EXTRACTED INFORMATION START
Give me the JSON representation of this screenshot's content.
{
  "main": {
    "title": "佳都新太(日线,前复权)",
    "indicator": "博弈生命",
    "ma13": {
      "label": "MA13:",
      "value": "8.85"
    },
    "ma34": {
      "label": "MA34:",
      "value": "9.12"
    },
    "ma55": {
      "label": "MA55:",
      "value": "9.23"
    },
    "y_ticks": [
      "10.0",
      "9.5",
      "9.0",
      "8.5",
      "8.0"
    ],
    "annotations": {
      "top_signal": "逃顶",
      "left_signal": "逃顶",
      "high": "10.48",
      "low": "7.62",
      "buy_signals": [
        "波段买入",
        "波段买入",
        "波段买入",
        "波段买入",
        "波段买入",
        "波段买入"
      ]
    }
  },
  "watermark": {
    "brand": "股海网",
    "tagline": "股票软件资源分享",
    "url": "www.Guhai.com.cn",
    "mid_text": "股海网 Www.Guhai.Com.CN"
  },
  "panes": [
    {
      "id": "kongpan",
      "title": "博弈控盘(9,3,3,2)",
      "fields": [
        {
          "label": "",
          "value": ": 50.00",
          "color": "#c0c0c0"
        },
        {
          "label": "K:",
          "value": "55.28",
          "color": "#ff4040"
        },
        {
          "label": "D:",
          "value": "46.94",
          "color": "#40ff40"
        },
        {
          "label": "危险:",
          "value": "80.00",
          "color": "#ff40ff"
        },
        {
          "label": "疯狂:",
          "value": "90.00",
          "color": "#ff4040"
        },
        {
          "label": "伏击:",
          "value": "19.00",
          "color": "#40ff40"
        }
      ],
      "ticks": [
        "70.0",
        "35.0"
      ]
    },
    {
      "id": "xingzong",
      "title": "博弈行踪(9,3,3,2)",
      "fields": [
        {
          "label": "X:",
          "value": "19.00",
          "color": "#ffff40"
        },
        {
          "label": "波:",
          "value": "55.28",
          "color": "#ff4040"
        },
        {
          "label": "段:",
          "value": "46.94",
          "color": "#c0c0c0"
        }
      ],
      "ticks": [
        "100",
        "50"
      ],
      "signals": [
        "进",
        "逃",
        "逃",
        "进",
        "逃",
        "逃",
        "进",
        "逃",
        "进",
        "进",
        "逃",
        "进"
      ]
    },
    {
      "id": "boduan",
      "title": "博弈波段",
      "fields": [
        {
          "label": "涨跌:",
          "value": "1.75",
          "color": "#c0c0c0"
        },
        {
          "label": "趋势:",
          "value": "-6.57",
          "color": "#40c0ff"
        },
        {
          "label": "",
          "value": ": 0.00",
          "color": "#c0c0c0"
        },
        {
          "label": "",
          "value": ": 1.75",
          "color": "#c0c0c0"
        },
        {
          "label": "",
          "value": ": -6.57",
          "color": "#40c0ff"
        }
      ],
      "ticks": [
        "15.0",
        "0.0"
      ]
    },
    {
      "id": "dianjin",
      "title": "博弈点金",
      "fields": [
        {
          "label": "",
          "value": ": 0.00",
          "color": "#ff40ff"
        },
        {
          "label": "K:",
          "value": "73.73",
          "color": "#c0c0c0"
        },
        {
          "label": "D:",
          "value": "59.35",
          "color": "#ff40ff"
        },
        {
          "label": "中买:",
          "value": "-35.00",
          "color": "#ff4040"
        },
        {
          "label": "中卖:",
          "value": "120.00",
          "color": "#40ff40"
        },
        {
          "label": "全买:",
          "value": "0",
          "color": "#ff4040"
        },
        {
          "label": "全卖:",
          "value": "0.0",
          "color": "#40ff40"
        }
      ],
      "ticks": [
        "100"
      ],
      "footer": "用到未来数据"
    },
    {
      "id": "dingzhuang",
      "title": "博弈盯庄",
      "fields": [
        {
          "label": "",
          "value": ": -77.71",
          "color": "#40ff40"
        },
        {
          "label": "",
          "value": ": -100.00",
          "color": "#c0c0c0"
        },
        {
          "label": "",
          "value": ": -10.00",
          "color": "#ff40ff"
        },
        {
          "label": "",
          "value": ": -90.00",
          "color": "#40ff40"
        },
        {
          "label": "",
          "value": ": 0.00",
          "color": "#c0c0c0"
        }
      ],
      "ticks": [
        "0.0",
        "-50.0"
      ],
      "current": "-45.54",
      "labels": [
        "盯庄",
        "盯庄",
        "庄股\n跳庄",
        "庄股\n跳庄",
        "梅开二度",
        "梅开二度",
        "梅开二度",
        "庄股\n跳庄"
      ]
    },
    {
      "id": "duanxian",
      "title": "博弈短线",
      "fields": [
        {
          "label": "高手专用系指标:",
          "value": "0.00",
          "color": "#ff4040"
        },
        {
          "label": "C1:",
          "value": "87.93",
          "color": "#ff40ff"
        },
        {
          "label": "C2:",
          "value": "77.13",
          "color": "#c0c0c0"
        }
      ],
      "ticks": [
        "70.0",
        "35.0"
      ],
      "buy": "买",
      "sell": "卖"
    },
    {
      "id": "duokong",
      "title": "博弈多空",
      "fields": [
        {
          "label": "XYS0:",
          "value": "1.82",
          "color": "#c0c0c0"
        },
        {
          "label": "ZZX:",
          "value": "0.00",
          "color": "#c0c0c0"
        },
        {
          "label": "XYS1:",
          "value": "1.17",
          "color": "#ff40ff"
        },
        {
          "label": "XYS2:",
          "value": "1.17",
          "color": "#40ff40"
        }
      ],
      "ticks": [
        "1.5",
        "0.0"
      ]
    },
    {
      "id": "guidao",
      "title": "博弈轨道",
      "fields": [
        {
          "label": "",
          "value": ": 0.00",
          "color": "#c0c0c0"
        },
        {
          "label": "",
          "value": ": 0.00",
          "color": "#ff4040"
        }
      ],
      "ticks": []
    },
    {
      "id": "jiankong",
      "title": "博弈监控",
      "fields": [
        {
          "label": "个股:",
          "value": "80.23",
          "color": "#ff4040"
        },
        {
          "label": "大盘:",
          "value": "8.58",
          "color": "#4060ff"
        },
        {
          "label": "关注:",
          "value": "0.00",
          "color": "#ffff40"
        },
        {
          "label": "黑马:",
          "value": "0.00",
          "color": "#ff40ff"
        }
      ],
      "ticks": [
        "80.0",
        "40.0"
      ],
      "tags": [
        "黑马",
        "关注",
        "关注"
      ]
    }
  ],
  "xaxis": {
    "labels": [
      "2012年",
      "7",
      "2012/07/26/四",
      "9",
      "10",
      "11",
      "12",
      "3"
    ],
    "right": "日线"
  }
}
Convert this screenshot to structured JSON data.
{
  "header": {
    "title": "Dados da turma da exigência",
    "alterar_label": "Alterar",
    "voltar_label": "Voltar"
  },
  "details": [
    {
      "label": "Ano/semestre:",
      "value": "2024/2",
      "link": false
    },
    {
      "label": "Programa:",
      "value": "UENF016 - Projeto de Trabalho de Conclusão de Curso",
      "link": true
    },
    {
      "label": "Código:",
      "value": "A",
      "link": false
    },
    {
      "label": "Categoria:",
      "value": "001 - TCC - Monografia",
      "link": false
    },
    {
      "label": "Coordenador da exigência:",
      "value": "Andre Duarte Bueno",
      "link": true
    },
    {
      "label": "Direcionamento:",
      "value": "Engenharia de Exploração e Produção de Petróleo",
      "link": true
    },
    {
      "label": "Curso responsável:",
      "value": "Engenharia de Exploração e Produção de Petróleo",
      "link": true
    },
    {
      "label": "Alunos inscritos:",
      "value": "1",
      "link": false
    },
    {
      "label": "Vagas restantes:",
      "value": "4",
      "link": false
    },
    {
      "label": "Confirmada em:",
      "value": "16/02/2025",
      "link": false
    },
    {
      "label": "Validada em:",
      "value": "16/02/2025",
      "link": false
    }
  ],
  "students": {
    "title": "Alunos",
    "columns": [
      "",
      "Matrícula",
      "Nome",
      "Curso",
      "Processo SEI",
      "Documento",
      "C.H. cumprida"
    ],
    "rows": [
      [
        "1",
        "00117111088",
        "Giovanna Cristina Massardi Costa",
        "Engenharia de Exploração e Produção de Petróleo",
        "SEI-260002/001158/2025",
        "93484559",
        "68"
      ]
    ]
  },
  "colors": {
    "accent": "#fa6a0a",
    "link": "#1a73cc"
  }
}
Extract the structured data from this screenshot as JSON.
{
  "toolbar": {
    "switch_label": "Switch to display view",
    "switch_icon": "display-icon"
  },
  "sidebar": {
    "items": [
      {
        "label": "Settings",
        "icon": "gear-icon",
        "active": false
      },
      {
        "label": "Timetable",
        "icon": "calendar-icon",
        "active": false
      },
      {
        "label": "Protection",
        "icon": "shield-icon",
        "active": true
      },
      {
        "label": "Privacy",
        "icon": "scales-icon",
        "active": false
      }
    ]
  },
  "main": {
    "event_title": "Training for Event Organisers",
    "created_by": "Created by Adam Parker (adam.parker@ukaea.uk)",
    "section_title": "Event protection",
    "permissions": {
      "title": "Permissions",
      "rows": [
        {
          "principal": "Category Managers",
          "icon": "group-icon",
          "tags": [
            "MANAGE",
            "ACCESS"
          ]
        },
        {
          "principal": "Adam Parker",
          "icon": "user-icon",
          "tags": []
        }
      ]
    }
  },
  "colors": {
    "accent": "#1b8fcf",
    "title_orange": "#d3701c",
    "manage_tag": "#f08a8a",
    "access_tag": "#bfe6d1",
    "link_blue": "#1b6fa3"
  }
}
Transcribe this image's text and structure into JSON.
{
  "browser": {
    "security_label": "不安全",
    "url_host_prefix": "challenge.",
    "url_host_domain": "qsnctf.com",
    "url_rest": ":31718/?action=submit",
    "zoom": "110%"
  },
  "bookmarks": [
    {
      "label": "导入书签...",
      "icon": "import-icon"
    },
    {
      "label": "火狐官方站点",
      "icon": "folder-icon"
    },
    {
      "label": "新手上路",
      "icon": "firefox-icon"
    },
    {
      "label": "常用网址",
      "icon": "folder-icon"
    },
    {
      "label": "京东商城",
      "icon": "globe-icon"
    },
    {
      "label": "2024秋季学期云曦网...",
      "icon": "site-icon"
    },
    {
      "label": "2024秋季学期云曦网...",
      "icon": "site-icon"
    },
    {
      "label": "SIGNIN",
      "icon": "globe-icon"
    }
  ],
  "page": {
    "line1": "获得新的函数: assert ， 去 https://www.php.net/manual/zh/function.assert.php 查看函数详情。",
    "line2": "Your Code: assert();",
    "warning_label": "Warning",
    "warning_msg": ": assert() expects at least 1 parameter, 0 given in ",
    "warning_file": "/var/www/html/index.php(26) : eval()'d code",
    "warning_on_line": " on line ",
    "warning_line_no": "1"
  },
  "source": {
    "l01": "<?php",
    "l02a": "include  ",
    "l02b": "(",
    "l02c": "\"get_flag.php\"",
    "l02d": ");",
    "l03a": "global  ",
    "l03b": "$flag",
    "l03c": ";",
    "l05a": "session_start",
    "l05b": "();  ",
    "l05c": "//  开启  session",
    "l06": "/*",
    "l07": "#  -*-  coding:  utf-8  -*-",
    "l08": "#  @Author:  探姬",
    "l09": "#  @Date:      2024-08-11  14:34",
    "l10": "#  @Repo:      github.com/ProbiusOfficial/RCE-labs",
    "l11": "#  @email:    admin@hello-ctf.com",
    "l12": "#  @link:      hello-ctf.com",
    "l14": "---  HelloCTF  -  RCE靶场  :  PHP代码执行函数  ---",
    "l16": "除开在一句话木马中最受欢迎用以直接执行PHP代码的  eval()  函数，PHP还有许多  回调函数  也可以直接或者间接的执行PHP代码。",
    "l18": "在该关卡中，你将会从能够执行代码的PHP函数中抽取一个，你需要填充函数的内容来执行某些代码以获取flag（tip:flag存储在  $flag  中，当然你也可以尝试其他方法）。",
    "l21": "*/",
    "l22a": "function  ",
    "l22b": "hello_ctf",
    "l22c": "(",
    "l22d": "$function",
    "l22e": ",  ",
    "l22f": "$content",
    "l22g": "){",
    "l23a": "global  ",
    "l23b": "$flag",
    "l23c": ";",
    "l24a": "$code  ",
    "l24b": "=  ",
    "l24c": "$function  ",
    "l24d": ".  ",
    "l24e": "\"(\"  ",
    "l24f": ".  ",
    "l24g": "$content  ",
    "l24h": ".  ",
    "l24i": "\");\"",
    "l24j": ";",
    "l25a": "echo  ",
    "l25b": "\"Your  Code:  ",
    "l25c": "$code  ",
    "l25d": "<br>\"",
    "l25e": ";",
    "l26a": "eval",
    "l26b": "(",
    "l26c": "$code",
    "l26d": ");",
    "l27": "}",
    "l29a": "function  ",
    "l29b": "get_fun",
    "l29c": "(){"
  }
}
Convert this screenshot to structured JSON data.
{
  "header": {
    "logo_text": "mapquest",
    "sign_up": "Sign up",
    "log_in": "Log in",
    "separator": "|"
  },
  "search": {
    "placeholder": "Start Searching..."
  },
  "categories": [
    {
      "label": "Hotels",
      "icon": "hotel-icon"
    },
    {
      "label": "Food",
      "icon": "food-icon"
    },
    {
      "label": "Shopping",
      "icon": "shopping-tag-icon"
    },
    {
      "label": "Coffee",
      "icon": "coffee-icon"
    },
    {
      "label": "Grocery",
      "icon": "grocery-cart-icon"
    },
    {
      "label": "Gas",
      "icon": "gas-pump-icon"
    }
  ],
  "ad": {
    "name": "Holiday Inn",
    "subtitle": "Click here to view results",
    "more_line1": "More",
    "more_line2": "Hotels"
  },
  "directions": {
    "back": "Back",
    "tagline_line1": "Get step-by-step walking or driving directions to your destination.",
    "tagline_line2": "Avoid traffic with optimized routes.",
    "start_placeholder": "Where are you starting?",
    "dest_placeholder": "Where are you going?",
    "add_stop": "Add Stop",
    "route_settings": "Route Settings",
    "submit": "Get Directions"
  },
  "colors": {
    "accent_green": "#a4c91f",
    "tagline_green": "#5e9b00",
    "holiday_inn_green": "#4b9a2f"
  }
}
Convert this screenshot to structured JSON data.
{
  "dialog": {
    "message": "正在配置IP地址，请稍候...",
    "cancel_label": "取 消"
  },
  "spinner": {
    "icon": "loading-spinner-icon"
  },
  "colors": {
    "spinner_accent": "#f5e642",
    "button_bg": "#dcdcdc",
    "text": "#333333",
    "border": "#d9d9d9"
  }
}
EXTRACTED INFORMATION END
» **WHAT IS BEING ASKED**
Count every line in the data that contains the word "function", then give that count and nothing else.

» **WRITTEN SOLUTION**
5